When we meditate, a grasping attitude can spoil our meditation or dilute its benefits. Even if our meditation uses positive images, words, felling, and belief, we can be too forceful in how we apply these qualities of the mind. We can start craving the mental image or object, straining after its positive qualities, or wanting the meditation to be better or more wonderful than it is. Meditation can sometimes take on possessive overtones, in which we think about "how much I can get from this." We start feeling obsessed with results. Or we strain too hard. For example, some people look at a rose and enjoy its beauty openly and naturally. But if we grasp at its beauty in our minds, almost as if we were attacking it with our intellects or wanting to possess its beauty, then we are trying too hard.

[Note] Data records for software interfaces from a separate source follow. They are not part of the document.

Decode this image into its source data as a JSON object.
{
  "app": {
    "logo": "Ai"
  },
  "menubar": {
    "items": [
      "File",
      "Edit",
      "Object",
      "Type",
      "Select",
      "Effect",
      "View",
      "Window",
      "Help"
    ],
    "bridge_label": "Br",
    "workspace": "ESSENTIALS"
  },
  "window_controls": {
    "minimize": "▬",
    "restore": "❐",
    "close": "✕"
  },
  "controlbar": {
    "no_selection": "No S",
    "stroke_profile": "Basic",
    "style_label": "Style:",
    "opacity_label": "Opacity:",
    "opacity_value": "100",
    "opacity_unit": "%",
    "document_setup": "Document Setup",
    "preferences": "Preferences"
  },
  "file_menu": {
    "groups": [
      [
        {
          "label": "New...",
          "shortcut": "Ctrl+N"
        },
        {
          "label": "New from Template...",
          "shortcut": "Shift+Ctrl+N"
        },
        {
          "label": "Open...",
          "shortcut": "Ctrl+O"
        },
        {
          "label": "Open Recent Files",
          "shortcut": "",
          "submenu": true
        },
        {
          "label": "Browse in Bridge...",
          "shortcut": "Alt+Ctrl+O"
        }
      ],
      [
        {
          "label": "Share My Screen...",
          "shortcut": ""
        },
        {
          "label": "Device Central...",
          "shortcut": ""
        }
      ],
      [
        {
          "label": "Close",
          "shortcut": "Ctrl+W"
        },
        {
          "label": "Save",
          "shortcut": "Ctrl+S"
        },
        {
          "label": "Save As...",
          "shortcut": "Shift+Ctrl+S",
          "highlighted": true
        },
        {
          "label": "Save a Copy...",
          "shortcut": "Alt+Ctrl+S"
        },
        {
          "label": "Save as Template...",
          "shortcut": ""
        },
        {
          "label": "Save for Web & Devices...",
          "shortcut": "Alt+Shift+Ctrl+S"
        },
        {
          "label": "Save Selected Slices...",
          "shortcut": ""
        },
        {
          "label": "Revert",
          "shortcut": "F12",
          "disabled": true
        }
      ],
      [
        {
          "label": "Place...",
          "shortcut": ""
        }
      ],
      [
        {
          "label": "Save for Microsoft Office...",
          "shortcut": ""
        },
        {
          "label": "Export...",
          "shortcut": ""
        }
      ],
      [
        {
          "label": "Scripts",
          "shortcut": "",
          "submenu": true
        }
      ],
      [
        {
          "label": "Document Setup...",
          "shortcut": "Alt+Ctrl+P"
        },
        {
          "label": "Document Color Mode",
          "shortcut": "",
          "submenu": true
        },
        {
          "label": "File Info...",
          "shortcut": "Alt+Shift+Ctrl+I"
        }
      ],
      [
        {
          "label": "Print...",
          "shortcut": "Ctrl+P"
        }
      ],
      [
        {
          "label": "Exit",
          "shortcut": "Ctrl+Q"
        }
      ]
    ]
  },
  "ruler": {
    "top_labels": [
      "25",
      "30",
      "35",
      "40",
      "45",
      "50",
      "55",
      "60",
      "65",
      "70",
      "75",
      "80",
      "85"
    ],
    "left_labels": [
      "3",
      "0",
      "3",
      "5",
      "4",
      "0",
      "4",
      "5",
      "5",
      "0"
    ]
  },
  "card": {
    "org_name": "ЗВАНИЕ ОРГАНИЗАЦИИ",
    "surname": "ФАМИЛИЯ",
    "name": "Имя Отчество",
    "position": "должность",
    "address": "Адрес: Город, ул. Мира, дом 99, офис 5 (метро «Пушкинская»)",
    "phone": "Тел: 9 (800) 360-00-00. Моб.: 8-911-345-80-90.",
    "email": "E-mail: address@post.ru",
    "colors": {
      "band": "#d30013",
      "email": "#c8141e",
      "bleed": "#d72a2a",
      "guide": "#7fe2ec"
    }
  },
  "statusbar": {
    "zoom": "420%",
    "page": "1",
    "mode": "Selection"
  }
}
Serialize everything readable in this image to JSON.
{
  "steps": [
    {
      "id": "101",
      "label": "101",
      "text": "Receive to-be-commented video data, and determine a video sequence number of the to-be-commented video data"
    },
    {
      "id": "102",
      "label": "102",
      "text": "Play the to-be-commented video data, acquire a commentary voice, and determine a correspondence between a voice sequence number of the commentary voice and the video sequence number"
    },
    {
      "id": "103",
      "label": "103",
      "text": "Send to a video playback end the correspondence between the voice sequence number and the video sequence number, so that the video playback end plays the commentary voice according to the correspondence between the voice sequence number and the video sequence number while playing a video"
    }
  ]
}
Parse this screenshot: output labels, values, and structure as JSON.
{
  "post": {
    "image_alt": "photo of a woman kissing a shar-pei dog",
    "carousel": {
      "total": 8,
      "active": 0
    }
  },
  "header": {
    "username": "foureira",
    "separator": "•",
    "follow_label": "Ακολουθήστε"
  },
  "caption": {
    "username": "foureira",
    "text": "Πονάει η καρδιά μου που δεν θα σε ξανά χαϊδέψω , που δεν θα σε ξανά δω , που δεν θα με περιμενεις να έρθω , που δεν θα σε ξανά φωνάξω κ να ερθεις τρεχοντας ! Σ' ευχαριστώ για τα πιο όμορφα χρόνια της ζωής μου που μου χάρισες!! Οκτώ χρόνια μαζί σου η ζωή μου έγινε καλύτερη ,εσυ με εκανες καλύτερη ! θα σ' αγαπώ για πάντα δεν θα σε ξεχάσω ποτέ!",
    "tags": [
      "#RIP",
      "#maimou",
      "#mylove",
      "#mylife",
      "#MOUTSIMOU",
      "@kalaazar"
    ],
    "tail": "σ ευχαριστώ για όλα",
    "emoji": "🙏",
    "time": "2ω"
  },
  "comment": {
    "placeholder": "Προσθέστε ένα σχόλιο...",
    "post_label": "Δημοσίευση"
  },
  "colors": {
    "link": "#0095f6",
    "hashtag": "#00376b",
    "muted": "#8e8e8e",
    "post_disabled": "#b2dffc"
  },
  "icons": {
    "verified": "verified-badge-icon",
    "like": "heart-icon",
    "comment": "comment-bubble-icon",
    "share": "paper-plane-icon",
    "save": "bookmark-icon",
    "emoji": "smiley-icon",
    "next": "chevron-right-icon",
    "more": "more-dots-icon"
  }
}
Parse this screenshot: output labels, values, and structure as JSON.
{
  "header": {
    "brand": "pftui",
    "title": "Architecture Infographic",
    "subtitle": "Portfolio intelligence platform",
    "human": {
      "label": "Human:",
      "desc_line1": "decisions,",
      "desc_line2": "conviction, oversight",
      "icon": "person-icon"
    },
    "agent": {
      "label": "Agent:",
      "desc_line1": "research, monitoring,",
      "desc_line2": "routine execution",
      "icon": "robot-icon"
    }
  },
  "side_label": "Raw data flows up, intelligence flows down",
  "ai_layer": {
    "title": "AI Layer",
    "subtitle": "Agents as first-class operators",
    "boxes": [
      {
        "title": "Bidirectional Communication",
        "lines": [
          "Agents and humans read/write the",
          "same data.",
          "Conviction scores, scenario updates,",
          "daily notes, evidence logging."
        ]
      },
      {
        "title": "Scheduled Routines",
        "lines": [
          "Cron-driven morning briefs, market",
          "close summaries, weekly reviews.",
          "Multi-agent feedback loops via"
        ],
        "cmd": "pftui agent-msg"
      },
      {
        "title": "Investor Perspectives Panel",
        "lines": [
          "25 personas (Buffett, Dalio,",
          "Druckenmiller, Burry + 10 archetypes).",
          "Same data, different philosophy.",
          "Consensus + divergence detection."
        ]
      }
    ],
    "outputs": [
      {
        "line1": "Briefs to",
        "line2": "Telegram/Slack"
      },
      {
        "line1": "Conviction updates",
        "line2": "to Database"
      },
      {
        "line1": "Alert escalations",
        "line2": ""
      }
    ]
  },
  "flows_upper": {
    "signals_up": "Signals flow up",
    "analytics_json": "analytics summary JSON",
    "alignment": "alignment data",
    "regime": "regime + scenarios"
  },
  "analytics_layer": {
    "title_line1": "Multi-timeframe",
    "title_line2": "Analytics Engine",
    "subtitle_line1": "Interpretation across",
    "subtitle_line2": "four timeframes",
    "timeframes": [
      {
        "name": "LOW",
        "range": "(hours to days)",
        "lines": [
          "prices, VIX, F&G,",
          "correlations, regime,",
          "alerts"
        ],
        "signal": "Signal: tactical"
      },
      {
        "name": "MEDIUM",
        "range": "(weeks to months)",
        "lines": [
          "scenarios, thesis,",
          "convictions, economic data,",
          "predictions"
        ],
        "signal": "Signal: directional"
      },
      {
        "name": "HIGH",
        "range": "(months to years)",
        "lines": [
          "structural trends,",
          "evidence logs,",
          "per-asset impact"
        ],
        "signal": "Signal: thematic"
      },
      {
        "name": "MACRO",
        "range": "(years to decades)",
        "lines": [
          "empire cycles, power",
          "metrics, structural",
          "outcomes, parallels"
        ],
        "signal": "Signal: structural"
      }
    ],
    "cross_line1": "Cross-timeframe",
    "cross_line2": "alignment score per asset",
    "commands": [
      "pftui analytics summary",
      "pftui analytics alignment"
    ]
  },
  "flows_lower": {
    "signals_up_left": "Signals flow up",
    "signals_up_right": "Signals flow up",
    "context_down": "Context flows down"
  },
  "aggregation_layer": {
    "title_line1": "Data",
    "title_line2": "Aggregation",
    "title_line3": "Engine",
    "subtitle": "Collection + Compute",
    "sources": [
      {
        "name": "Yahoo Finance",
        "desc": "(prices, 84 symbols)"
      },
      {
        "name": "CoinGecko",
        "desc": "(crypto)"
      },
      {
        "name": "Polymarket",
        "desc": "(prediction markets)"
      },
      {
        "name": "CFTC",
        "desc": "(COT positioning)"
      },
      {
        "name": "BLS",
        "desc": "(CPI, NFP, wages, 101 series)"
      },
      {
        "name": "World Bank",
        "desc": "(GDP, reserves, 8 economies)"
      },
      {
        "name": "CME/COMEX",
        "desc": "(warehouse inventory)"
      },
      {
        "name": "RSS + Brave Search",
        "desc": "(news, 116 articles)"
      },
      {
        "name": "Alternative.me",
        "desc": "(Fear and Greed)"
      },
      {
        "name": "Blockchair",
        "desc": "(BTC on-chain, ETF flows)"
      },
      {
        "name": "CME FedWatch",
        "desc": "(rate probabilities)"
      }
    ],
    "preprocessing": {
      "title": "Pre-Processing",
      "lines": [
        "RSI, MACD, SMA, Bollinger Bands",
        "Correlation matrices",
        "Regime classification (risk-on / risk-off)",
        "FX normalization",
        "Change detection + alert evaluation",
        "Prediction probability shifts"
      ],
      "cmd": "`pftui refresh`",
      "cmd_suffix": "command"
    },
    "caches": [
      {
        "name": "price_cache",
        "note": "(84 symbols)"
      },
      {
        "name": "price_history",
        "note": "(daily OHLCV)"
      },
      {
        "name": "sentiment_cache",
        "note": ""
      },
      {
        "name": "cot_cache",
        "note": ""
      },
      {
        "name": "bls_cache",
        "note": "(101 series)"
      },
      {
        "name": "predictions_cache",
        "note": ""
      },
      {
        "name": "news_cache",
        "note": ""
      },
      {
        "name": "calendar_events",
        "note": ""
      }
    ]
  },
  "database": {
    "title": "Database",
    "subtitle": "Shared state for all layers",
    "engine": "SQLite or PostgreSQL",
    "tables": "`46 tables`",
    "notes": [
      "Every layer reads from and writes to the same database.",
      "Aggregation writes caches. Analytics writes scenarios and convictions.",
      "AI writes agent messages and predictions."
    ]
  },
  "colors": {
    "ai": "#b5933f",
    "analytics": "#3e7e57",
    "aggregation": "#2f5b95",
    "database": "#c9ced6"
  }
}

Excerpted from: Boundless Healing, Tulku Thondup, Shambhala Publications